Gibraltar was never on my top 10 places to visit, I don’t actually think it was on my list at all. But it was just a stop on a Transatlantic cruise that we did a few years back. We did a shore excursion, which was just a city tour which is where we saw the Apes. After our short morning tour, we wandered around town – with no particular agenda.
Sometimes this is the best way to see a place, to just explore and be surprised by what you find.
Near the South Bastion wall, is the Trafalgar Cemetery. Whilst the cemetery commemorates the Battle of Trafalgar (1805), the cemetery actually only has two burials of those that died from wounds received during the battle. Most who died in the conflict were buried at sea – being a sea battle and all and others that died of wounds in Gibraltar were buried in another location nearby.
The actual cemetery pre-dates the battle and was consecrated in 1798, graves are dated from this time up until 1814, with another burial in 1838. There are a number of grave stones that have since been relocated here from other graveyards.
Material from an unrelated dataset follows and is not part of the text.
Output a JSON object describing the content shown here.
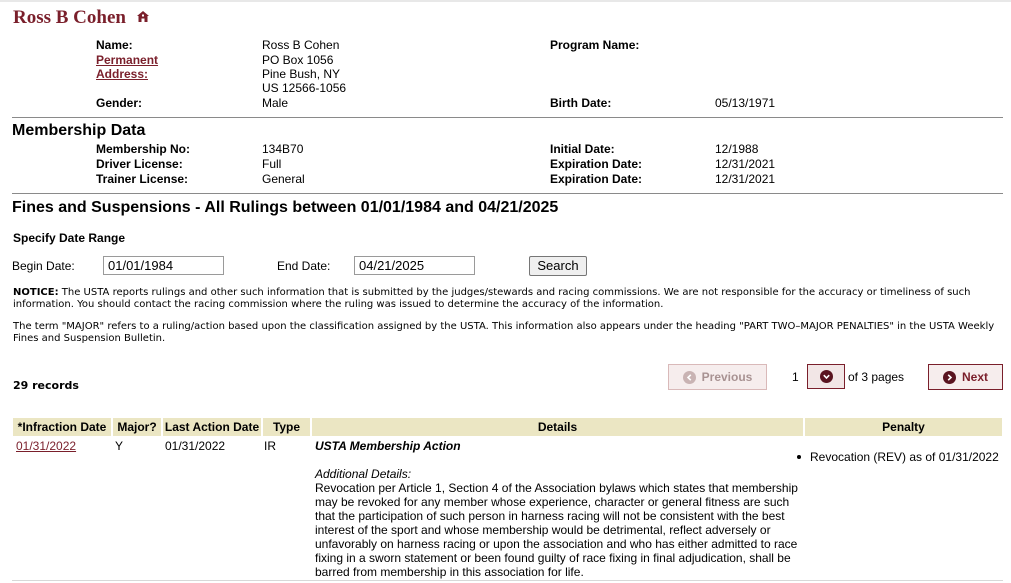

Many of the graves are from those who died of yellow fever epidemics in the early 1800s as well as those who died in other sea battles of the era.